Molecular medicine (Cambridge, Mass.)

Constitutive overexpression of the oncogene Rac1 in the airway of recurrent respiratory papillomatosis patients is a targetable host-susceptibility factor.

PMID 22113496

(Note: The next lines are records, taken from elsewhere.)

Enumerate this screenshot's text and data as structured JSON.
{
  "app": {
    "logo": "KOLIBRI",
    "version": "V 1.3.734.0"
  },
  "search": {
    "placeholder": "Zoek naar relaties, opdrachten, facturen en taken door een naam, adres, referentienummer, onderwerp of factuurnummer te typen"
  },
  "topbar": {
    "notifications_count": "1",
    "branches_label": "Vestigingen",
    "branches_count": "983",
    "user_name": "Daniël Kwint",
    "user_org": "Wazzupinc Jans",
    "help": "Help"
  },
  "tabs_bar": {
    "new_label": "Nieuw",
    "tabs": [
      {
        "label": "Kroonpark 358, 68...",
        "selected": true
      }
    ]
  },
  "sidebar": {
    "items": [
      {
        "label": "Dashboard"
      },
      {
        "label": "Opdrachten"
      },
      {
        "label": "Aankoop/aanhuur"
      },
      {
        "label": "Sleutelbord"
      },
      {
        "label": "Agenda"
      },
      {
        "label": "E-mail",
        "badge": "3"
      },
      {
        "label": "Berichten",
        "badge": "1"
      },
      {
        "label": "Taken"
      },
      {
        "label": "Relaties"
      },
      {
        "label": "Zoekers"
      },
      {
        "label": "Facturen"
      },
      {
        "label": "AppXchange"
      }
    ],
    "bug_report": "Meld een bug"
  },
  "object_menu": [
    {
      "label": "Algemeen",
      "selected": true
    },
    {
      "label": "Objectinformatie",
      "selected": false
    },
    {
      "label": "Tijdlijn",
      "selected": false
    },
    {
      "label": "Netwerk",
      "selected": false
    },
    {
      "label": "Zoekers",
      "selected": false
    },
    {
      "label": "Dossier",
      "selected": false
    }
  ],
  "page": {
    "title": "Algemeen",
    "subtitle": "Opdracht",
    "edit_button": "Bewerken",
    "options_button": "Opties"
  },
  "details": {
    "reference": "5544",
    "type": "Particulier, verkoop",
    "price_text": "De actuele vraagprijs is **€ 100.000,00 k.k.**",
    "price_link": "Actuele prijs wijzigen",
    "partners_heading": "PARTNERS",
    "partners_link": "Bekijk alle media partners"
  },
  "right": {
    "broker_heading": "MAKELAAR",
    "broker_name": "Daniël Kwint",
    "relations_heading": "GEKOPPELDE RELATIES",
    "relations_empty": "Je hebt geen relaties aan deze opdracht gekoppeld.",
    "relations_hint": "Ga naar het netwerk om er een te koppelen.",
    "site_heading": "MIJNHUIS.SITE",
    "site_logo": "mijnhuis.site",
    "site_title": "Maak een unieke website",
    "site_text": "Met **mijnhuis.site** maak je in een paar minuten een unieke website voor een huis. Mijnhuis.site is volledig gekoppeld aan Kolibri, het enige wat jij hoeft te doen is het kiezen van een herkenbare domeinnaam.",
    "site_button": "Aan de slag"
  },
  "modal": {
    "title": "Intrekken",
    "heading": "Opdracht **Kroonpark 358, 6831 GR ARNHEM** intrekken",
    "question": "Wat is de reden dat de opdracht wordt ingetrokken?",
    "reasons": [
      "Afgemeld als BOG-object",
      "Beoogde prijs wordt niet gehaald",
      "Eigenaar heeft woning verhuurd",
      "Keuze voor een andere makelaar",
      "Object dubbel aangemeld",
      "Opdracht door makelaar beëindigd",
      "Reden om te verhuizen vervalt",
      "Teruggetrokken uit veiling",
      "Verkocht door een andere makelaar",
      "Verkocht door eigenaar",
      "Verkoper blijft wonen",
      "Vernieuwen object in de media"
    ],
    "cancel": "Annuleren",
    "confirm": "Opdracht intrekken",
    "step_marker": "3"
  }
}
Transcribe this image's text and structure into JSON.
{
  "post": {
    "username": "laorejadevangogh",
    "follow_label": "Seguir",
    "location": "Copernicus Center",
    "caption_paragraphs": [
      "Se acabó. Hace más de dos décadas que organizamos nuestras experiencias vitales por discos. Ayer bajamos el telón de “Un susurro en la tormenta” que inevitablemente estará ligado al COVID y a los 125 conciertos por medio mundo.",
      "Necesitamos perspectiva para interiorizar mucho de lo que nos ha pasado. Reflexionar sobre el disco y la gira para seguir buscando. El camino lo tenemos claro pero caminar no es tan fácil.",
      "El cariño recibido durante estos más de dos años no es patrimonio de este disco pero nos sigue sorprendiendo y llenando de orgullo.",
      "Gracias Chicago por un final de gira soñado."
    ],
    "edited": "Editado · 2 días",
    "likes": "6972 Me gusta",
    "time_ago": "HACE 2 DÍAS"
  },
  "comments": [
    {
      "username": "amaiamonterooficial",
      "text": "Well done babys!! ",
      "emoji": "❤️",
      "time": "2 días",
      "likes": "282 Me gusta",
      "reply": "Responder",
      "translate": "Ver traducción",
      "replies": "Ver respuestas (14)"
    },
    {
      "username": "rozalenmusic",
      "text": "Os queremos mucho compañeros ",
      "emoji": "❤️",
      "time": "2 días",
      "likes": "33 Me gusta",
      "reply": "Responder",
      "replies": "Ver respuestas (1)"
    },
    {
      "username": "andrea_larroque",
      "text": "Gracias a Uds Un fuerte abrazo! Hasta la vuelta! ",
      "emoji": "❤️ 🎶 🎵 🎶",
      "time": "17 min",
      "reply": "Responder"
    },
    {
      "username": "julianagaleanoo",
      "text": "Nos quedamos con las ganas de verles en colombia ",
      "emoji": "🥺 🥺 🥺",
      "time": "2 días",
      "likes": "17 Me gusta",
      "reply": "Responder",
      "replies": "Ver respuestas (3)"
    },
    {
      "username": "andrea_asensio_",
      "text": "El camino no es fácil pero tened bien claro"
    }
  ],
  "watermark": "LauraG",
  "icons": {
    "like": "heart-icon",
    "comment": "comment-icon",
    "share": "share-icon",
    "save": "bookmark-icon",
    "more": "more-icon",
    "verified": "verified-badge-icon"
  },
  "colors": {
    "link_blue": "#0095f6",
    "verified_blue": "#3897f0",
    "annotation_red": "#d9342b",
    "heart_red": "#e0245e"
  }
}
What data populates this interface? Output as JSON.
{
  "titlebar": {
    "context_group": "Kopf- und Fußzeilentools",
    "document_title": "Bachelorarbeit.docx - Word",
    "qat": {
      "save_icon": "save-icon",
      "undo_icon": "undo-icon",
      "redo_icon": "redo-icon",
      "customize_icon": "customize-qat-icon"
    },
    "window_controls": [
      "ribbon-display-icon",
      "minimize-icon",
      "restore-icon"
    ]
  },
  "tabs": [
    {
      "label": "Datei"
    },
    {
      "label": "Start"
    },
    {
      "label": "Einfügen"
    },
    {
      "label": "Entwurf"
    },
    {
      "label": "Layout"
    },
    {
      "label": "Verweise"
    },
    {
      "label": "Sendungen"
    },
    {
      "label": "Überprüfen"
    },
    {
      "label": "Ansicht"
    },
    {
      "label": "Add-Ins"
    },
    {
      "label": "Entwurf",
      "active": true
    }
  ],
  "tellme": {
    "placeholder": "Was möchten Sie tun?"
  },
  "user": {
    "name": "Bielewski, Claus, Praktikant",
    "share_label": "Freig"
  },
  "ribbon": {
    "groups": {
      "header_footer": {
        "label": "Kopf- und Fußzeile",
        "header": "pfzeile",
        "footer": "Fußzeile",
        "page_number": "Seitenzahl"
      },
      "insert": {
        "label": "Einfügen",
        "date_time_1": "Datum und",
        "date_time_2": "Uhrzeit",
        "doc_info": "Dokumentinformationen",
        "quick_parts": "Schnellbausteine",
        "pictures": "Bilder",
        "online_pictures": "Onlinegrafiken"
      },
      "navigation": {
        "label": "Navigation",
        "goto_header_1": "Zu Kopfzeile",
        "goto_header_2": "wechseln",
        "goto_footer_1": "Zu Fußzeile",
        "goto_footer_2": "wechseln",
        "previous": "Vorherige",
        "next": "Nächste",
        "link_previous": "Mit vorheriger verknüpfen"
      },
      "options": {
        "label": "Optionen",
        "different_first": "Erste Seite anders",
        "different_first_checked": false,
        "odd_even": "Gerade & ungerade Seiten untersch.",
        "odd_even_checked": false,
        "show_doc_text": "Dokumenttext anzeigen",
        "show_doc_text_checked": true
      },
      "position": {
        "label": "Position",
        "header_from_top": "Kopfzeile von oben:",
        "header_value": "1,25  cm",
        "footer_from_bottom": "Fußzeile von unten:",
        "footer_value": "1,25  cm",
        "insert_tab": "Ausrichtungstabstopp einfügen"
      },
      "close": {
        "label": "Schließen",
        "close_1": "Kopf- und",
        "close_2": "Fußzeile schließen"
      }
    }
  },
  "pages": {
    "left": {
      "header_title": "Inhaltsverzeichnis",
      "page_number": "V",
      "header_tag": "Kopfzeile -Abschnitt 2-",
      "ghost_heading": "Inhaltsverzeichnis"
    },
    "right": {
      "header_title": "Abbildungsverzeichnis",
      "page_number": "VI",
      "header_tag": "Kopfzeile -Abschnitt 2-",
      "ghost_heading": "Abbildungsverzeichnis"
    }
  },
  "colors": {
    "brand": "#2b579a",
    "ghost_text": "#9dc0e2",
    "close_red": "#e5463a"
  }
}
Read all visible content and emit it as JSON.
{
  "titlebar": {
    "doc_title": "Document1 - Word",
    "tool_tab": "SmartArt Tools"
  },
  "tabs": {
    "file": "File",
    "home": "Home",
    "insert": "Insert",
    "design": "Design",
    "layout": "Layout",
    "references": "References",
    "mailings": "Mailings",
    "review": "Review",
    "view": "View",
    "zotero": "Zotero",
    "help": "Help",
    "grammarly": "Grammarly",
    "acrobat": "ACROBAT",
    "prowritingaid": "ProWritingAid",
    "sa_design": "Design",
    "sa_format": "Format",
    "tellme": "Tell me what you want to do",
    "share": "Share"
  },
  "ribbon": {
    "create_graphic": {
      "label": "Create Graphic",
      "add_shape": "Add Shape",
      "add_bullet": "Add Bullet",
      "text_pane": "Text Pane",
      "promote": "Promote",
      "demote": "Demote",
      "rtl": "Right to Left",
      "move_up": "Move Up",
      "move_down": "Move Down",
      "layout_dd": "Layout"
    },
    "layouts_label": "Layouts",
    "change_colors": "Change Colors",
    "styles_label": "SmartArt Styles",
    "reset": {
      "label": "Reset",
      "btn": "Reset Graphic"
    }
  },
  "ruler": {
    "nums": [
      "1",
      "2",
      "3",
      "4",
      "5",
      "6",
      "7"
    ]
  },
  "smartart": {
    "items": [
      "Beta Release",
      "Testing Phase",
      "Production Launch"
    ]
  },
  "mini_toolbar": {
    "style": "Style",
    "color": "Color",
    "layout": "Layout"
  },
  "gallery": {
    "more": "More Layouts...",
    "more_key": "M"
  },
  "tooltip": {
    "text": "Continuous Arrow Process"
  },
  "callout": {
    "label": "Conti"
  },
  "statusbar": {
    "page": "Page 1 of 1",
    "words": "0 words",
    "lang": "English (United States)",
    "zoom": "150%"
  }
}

Recurrent respiratory papillomatosis (RRP) is caused by human papillomaviruses (HPVs), primarily types 6 and 11. The disease is characterized by multiple recurrences of airway papillomas, resulting in high levels of morbidity and significant mortality. The prevalence of latent HPV in the larynx of the general population is much greater than the prevalence of RRP, suggesting a host-susceptibility factor for disease. We report that the oncogene Rac1 and its downstream product cyclooxygenase-2 (COX-2) are both constitutively expressed at high levels throughout the airway of these patients, independent of active HPV infection. Use of the COX-2 inhibitor celecoxib in primary papilloma cell culture resulted in the downregulation of HPV transcription. Furthermore, a proof-of-principle study treating three patients with severe RRP with celecoxib resulted in remission of disease in all cases. Therefore, we have identified the first pharmacologically targetable host-susceptibility pathway that contributes to RRP recurrence.